Sweet Child in Time. You’ll see the light

Of course, it makes more sense. But back then, lyrics were not as easy to get as they are now. Slurred, indistinct vocals meant that it was often a case of guesswork what was being sung.

Putting myself in the footsteps of the child I was back then is nigh on impossible – both I and my friend are effectively for me children lost in time, preserved as the scantly clear memories that survive.


Write Here, Write Now: 10.16 – Kyrie

David Fanshawe – Kyrie (African Sanctus)

Quite often I will call my children in for lunch or supper and they are so absorbed in their Playmobil world, that I don’t think they are being rude in not coming to the kitchen, they have just got themselves so involved with the characters and the stories they are creating, that they just don’t hear me or register the meanings of the words. I may be being charitable, but it seems to take them a few repeated requests to respond and join us.
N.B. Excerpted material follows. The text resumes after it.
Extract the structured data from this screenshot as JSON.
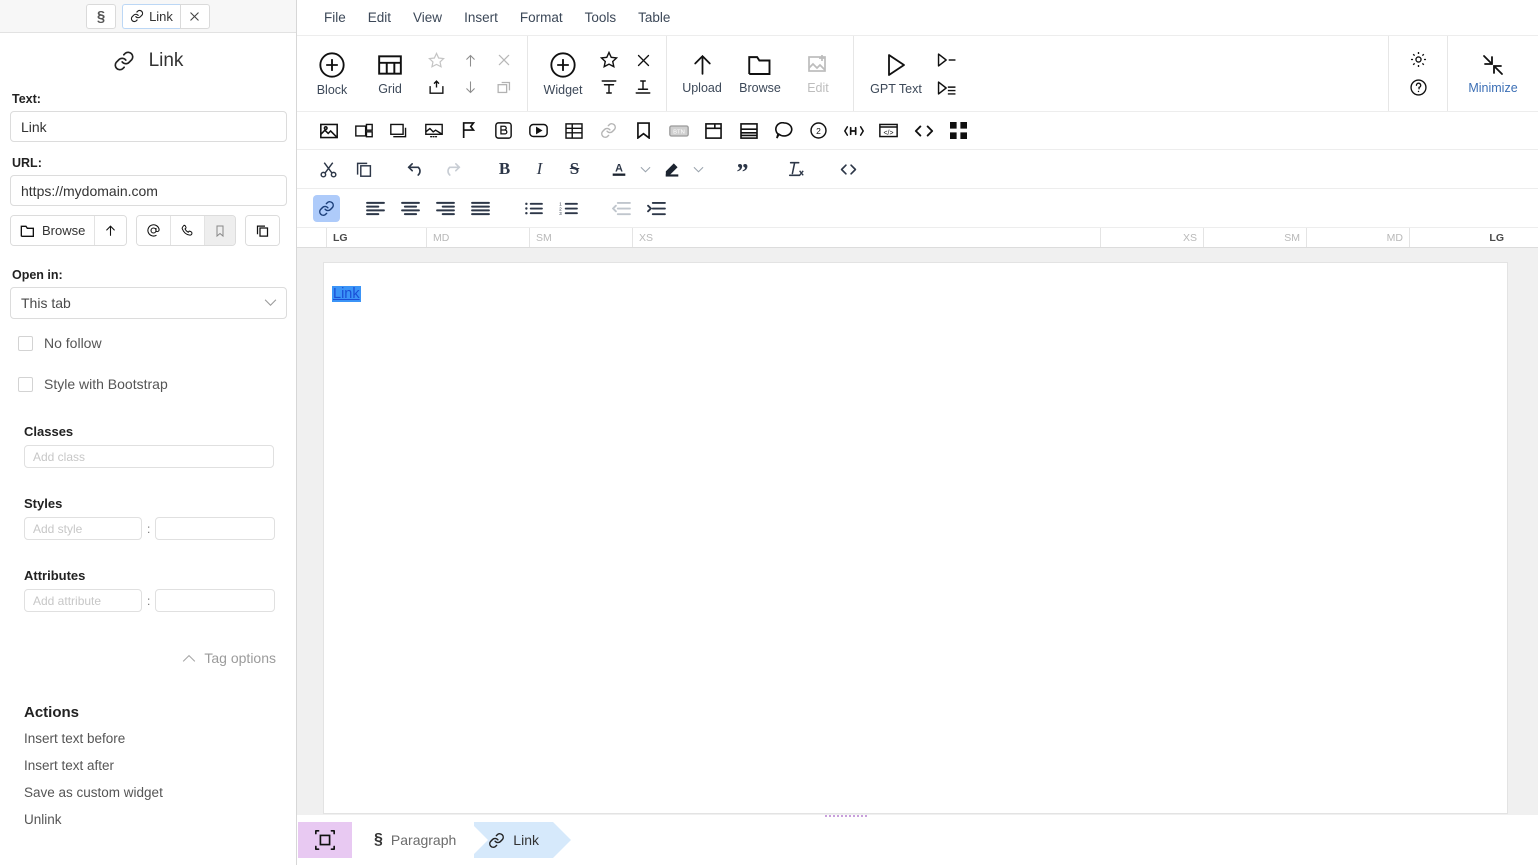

I mention that in relation to tonight’s song because, back in 1978, David Fanshawe’s African Sanctus received one of its world premieres at Worcester Cathedral and our family had tickets to go and see it. My friend wasn’t interested in it at all, and back then I didn’t fully appreciate the appeal of the innovative combination of African and other world music with classical and Christian choral music. However, I was intrigued enough even back then to want to go.

But then my dad found out that David Fanshawe was giving a talk a few days before the concert – would I go with him to hear? At the time he asked me, a few hours before the talk was to start, I was deeply involved, with my friend, in some Lego construction project, with pieces spread out all over the floor. My friend wasn’t interested and I was torn between staying and going. It might have been worth a listen, but I was too absorbed in what I was doing to tear myself away.

I don’t know if, had I gone, David Fanshawe would have made a big impression on me. The music was I think fun enough, a bit like the instrumental ‘Zambezi’ probably would have been my honest reaction back then. What I remember was the internal conflict about the talk. In the mid 80s I decided I would go with my dad to the ETH in Zürich to witness a talk by an English physicist with amyotrophic lateral sclerosis. The fairly unknown Stephen Hawking made a reasonable impression on me with his pre-Brief History talk for science novices, so maybe I learned from my mistake, or maybe they balanced each other out. I think now, whenever an opportunity comes up to try something new, I do try to grasp it with both hands and enjoy the experience.

As to this song, it is magical in the way it glides from muezzin’s call to choir’s song, then meanders between the two, no false notes between the two, before fading.